- _EXERCISE_: In the entries below, find the lines that contain the word "icon" and copy them.

- _DATASET EXCERPTS_:
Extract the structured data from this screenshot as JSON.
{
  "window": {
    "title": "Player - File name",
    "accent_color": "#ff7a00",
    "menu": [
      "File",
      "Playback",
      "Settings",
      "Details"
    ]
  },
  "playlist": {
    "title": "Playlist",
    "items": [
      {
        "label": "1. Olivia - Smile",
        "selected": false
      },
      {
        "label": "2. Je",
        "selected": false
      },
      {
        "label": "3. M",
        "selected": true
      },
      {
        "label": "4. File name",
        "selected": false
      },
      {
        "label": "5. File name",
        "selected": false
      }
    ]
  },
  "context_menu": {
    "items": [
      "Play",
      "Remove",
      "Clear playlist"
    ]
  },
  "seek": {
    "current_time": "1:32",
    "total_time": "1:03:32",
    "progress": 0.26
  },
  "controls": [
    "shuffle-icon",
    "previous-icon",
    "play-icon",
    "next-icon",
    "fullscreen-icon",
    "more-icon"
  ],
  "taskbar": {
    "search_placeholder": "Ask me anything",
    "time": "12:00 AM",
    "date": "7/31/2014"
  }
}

- _EXPECTED ANSWER_:
    "shuffle-icon",
    "previous-icon",
    "play-icon",
    "next-icon",
    "fullscreen-icon",
    "more-icon"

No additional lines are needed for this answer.